The Cleveland Museum of Art is renowned for the quality and breadth of its collection, which includes almost 45,000 objects and spans 6,000 years of achievement in the arts. Currently undergoing an ambitious, multi-phase renovation and expansion project across its campus, the museum is a significant international forum for exhibitions, scholarship, performing arts and art education. One of the top comprehensive art museums in the nation and free of charge to all, the Cleveland Museum of Art is located in the dynamic University Circle neighborhood.
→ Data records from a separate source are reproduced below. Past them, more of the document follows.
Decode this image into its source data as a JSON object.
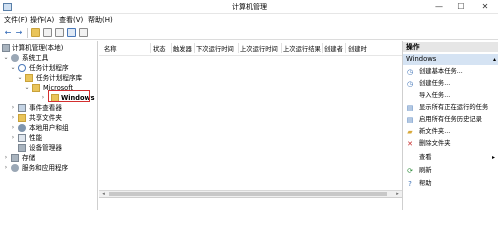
{
  "window": {
    "title": "计算机管理",
    "minimize": "—",
    "maximize": "☐",
    "close": "✕"
  },
  "menu": [
    "文件(F)",
    "操作(A)",
    "查看(V)",
    "帮助(H)"
  ],
  "toolbar": {
    "back": "←",
    "forward": "→"
  },
  "tree": {
    "items": [
      {
        "label": "计算机管理(本地)",
        "arrow": "",
        "icon": "computer-icon"
      },
      {
        "label": "系统工具",
        "arrow": "⌄",
        "icon": "tools-icon"
      },
      {
        "label": "任务计划程序",
        "arrow": "⌄",
        "icon": "clock-icon"
      },
      {
        "label": "任务计划程序库",
        "arrow": "⌄",
        "icon": "folder-icon"
      },
      {
        "label": "Microsoft",
        "arrow": "⌄",
        "icon": "folder-icon"
      },
      {
        "label": "Windows",
        "arrow": "›",
        "icon": "folder-icon"
      },
      {
        "label": "事件查看器",
        "arrow": "›",
        "icon": "event-icon"
      },
      {
        "label": "共享文件夹",
        "arrow": "›",
        "icon": "shared-folder-icon"
      },
      {
        "label": "本地用户和组",
        "arrow": "›",
        "icon": "users-icon"
      },
      {
        "label": "性能",
        "arrow": "›",
        "icon": "performance-icon"
      },
      {
        "label": "设备管理器",
        "arrow": "",
        "icon": "device-icon"
      },
      {
        "label": "存储",
        "arrow": "›",
        "icon": "storage-icon"
      },
      {
        "label": "服务和应用程序",
        "arrow": "›",
        "icon": "services-icon"
      }
    ]
  },
  "columns": [
    "名称",
    "状态",
    "触发器",
    "下次运行时间",
    "上次运行时间",
    "上次运行结果",
    "创建者",
    "创建时"
  ],
  "actions": {
    "header": "操作",
    "subheader": "Windows",
    "sub_arrow": "▴",
    "items": [
      {
        "label": "创建基本任务...",
        "icon": "create-basic-task-icon",
        "glyph": "◷",
        "color": "#3a6fb5"
      },
      {
        "label": "创建任务...",
        "icon": "create-task-icon",
        "glyph": "◷",
        "color": "#3a6fb5"
      },
      {
        "label": "导入任务...",
        "icon": "import-task-icon",
        "glyph": "",
        "color": "#3a6fb5"
      },
      {
        "label": "显示所有正在运行的任务",
        "icon": "running-tasks-icon",
        "glyph": "▤",
        "color": "#3a6fb5"
      },
      {
        "label": "启用所有任务历史记录",
        "icon": "history-icon",
        "glyph": "▤",
        "color": "#3a6fb5"
      },
      {
        "label": "新文件夹...",
        "icon": "new-folder-icon",
        "glyph": "▰",
        "color": "#d8a93a"
      },
      {
        "label": "删除文件夹",
        "icon": "delete-folder-icon",
        "glyph": "✕",
        "color": "#c62828"
      },
      {
        "label": "查看",
        "icon": "view-icon",
        "glyph": "",
        "color": "#3a6fb5",
        "more": "▸"
      },
      {
        "label": "刷新",
        "icon": "refresh-icon",
        "glyph": "⟳",
        "color": "#2e8b3a"
      },
      {
        "label": "帮助",
        "icon": "help-icon",
        "glyph": "?",
        "color": "#3a6fb5"
      }
    ]
  },
  "colors": {
    "selection_outline": "#d32f2f",
    "action_header_bg": "#e6e6e6",
    "action_subheader_bg": "#d5e3f3"
  }
}
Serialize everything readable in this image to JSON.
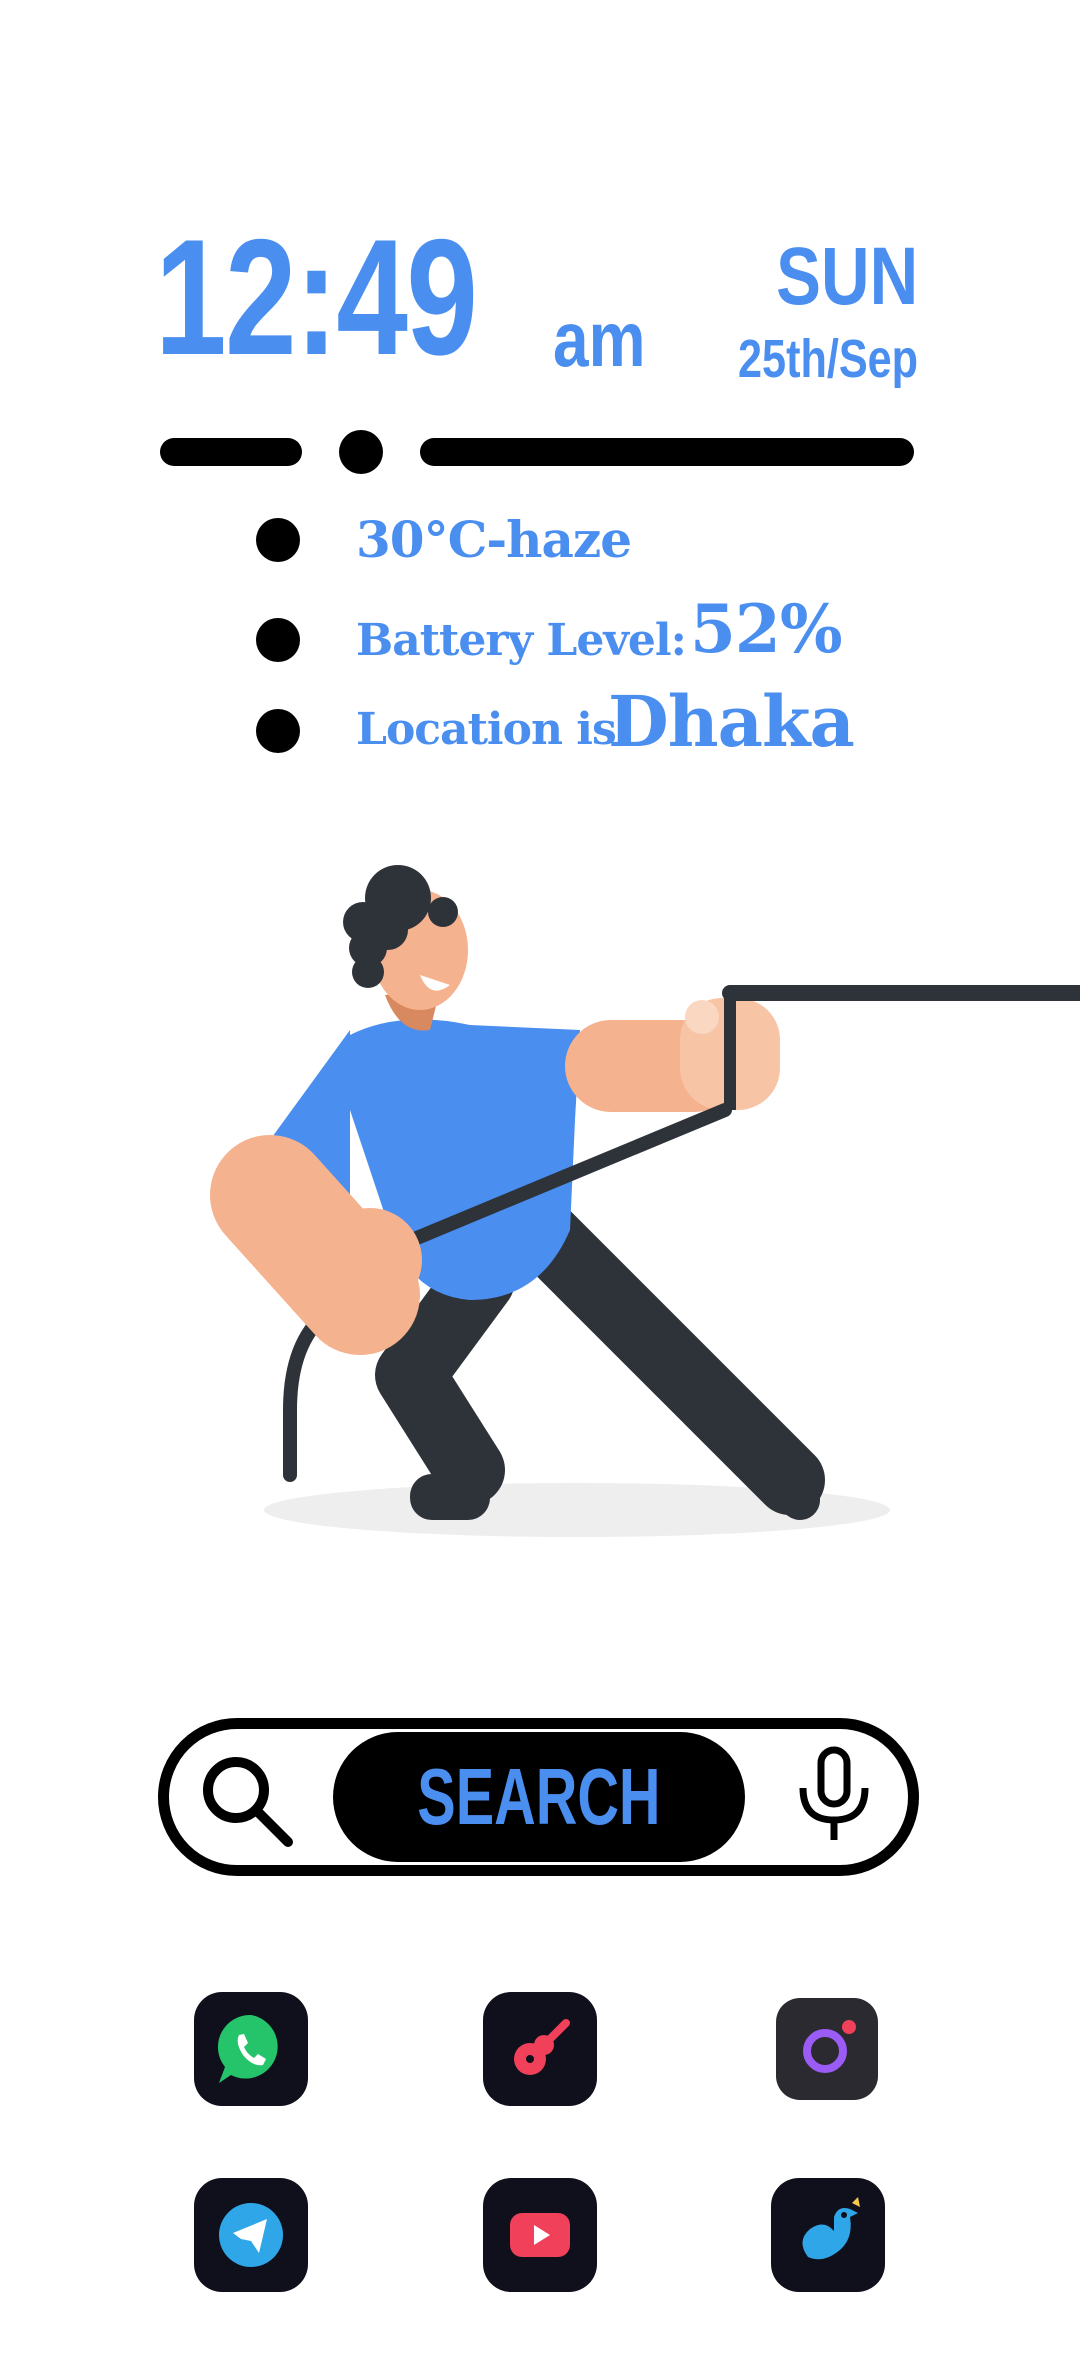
{
  "clock": {
    "time": "12:49",
    "ampm": "am",
    "day": "SUN",
    "date": "25th/Sep"
  },
  "info": {
    "weather": "30°C-haze",
    "battery_label": "Battery Level:",
    "battery_value": "52%",
    "location_label": "Location is",
    "location_value": "Dhaka"
  },
  "search": {
    "label": "SEARCH"
  },
  "apps": [
    {
      "name": "WhatsApp",
      "icon": "whatsapp-icon",
      "color": "#25c46a"
    },
    {
      "name": "Music",
      "icon": "guitar-icon",
      "color": "#f0405a"
    },
    {
      "name": "Camera",
      "icon": "camera-icon",
      "color": "#9b5cf5"
    },
    {
      "name": "Telegram",
      "icon": "telegram-icon",
      "color": "#2ea6e8"
    },
    {
      "name": "YouTube",
      "icon": "youtube-icon",
      "color": "#f0405a"
    },
    {
      "name": "Twitter",
      "icon": "twitter-bird-icon",
      "color": "#2ea6e8"
    }
  ],
  "colors": {
    "accent": "#4a8ef0",
    "background": "#ffffff",
    "ink": "#000000"
  }
}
The Cleveland Museum of Art is supported by a broad range of individuals, foundations and businesses in Cleveland and Northeast Ohio. The museum is generously funded by Cuyahoga County residents through Cuyahoga Arts and Culture. Additional support comes from the Ohio Arts Council, which helps fund the museum with state tax dollars to encourage economic growth, educational excellence and cultural enrichment for all Ohioans. For more information about the museum, its holdings, programs and events, call 888-CMA-0033 or visit www.ClevelandArt.org.